EXERCISE OBJECTIVE: Among the entries that follow, some lines contain the word "area". Show all of them.

Data records for software interfaces:
*** Block opens ***

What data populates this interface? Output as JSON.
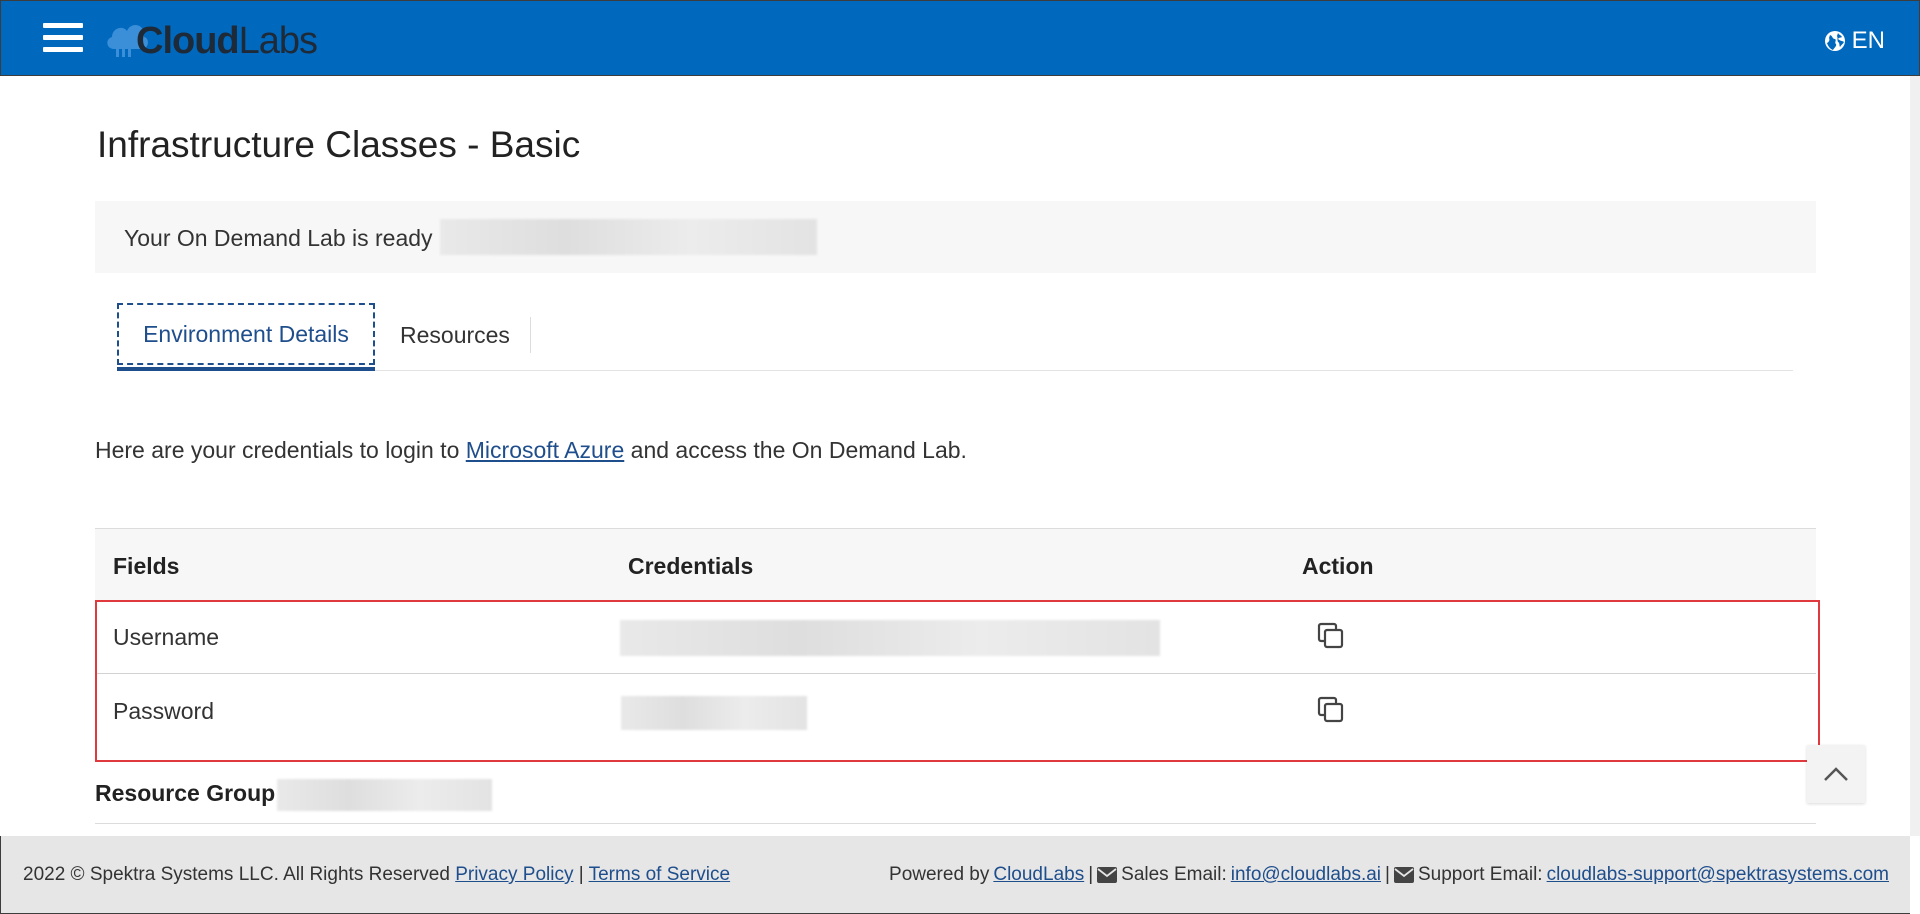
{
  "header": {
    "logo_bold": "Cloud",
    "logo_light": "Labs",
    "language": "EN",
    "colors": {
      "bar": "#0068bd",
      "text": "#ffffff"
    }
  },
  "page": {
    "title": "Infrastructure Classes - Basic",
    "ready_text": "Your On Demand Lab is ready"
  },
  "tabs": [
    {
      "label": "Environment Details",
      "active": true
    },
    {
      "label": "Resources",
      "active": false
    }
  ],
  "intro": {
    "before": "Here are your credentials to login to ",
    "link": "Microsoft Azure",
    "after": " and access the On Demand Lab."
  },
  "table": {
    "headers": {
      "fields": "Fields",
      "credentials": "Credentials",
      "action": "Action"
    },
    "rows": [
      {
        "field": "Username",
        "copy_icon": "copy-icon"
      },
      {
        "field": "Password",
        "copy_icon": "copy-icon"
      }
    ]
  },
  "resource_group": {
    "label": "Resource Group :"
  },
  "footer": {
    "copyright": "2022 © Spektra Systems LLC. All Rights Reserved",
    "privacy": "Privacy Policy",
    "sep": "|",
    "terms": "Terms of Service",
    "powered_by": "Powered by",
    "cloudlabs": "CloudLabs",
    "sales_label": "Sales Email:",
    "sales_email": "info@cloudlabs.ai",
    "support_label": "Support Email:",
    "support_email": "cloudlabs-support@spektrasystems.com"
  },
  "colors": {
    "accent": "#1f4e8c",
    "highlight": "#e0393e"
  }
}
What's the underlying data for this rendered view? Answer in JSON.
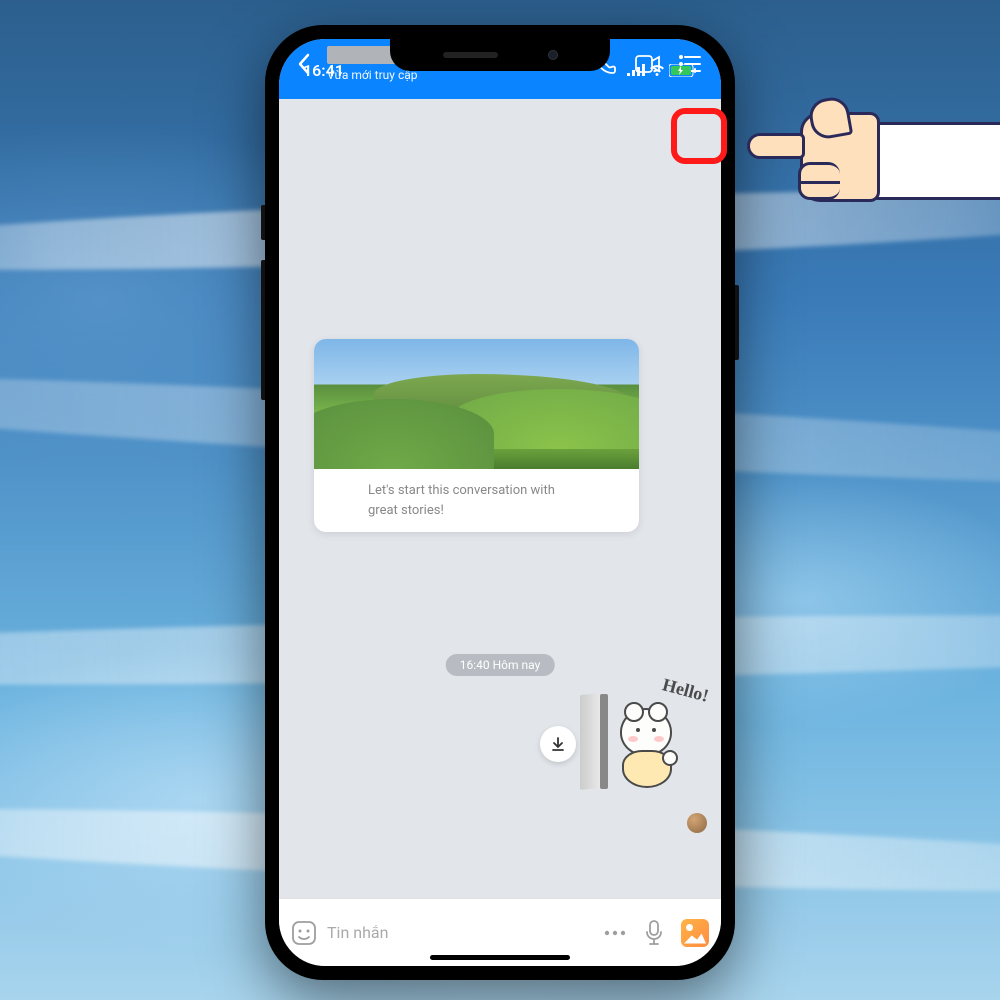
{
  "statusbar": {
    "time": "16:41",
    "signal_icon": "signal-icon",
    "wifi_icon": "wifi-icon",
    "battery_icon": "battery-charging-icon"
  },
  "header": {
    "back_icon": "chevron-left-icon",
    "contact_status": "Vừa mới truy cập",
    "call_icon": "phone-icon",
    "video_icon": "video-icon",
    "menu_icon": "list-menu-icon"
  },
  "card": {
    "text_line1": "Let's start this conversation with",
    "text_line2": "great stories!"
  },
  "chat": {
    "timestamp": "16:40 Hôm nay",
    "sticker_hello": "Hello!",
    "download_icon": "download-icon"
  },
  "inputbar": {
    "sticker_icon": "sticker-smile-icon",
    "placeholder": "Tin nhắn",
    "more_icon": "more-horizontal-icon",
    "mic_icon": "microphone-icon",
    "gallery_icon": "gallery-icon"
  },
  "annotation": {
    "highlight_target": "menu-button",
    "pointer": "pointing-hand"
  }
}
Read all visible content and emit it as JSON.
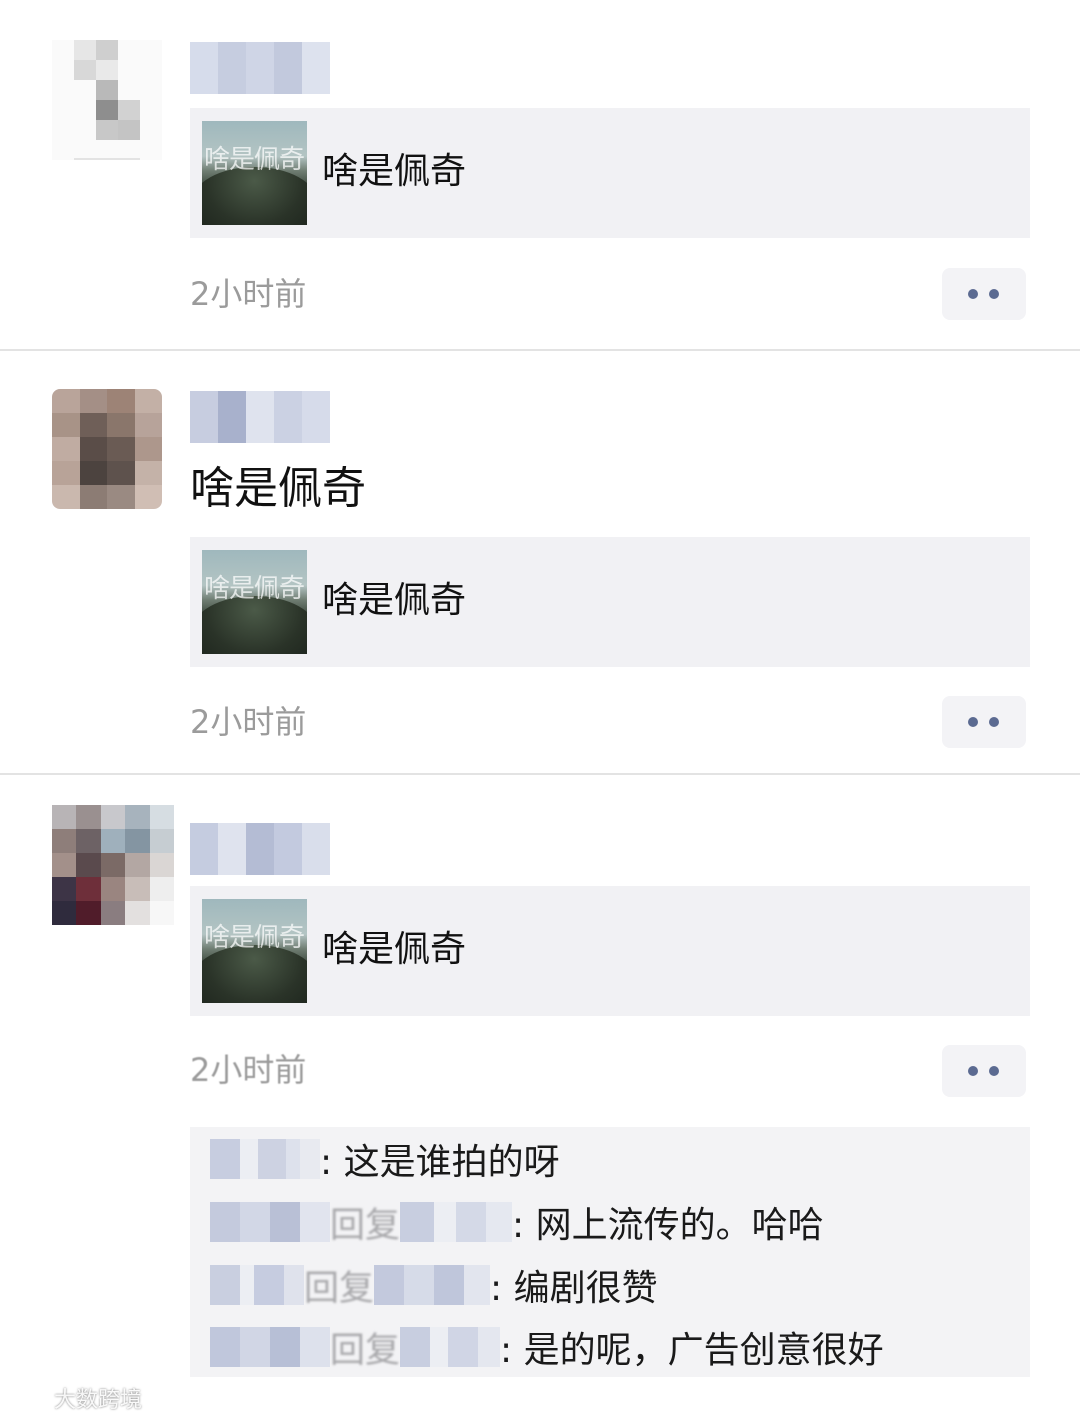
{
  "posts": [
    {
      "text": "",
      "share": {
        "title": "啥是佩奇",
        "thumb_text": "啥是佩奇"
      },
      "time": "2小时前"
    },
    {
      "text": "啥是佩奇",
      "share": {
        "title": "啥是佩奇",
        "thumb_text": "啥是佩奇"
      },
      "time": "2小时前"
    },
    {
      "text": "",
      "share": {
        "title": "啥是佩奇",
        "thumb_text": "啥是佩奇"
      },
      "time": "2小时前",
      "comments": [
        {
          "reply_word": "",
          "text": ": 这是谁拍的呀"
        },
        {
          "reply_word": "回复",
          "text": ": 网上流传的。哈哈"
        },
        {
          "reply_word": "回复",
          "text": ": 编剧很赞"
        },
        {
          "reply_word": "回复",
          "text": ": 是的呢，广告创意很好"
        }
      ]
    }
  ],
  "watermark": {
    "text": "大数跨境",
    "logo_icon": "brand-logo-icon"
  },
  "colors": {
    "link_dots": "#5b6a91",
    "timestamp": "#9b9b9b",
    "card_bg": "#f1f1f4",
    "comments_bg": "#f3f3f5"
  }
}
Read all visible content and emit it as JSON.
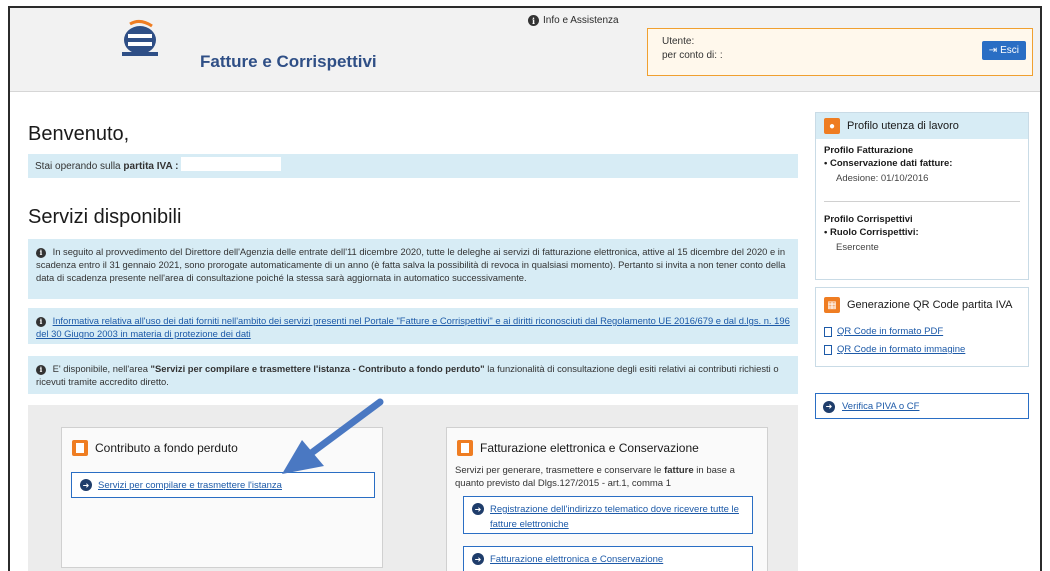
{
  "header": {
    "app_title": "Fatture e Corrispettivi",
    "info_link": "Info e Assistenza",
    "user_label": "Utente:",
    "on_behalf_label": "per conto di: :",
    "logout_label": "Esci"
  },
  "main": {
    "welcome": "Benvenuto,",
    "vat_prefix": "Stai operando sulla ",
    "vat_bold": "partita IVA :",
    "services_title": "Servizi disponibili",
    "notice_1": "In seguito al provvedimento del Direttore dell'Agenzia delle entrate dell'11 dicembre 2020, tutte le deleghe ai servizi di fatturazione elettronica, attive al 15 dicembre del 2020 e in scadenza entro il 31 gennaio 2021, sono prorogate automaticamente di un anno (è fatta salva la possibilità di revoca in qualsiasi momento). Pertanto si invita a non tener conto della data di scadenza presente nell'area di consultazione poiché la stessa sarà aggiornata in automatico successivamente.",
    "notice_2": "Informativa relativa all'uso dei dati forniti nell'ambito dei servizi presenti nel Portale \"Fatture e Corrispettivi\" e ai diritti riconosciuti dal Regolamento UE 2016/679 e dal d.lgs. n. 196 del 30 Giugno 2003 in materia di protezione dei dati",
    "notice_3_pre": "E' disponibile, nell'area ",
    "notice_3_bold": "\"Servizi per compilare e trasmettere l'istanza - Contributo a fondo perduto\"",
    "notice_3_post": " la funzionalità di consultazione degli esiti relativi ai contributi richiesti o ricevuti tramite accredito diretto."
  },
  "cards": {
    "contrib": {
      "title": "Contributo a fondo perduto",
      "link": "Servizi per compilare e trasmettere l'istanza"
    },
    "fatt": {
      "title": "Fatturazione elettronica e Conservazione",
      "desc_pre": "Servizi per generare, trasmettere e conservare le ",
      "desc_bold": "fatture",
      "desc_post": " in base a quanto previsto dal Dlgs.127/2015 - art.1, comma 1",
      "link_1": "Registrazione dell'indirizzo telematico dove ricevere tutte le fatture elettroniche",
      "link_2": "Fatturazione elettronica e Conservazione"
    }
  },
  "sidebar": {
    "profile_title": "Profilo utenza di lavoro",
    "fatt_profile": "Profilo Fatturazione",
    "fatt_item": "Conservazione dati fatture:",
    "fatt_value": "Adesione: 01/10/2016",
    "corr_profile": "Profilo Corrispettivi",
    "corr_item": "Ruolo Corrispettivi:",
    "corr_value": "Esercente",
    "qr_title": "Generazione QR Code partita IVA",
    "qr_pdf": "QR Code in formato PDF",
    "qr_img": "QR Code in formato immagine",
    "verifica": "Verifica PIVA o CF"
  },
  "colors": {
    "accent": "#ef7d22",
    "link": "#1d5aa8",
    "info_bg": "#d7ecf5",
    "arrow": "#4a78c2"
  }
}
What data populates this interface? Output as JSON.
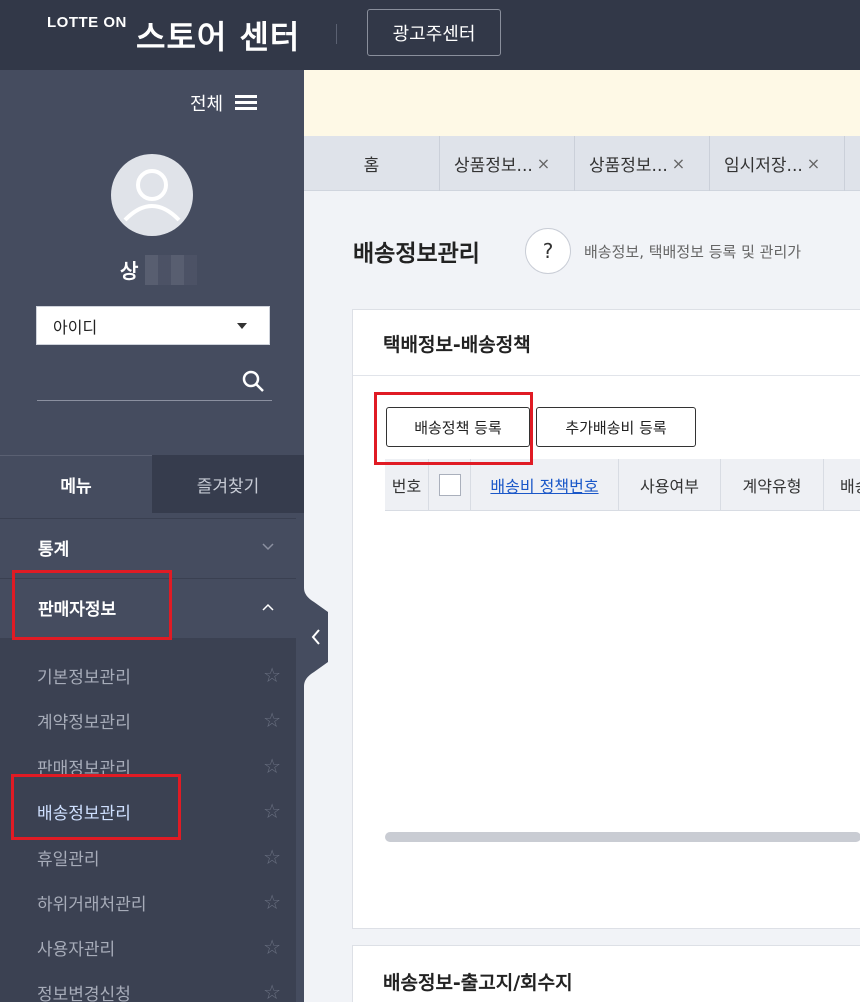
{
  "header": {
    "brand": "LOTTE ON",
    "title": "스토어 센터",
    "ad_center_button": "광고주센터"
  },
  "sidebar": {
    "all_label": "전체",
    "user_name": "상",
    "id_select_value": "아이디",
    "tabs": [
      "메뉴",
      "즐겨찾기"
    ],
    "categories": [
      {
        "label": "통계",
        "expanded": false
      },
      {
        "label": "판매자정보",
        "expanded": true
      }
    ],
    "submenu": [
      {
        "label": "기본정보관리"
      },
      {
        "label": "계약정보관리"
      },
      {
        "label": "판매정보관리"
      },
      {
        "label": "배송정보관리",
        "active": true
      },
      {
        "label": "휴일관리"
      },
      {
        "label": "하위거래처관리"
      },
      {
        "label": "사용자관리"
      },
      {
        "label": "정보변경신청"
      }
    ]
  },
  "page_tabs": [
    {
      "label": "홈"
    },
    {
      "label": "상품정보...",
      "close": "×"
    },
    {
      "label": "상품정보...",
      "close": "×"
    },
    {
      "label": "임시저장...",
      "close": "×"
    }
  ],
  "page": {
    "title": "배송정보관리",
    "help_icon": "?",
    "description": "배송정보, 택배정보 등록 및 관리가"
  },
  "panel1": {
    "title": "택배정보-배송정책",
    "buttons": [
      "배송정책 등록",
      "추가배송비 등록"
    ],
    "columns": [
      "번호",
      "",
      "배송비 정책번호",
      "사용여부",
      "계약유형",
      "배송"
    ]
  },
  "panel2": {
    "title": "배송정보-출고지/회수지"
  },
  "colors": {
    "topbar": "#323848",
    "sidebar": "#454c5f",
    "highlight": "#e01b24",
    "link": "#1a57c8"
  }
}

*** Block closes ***

EXERCISE OUTPUT:
    "notice_1": "In seguito al provvedimento del Direttore dell'Agenzia delle entrate dell'11 dicembre 2020, tutte le deleghe ai servizi di fatturazione elettronica, attive al 15 dicembre del 2020 e in scadenza entro il 31 gennaio 2021, sono prorogate automaticamente di un anno (è fatta salva la possibilità di revoca in qualsiasi momento). Pertanto si invita a non tener conto della data di scadenza presente nell'area di consultazione poiché la stessa sarà aggiornata in automatico successivamente.",
    "notice_3_pre": "E' disponibile, nell'area ",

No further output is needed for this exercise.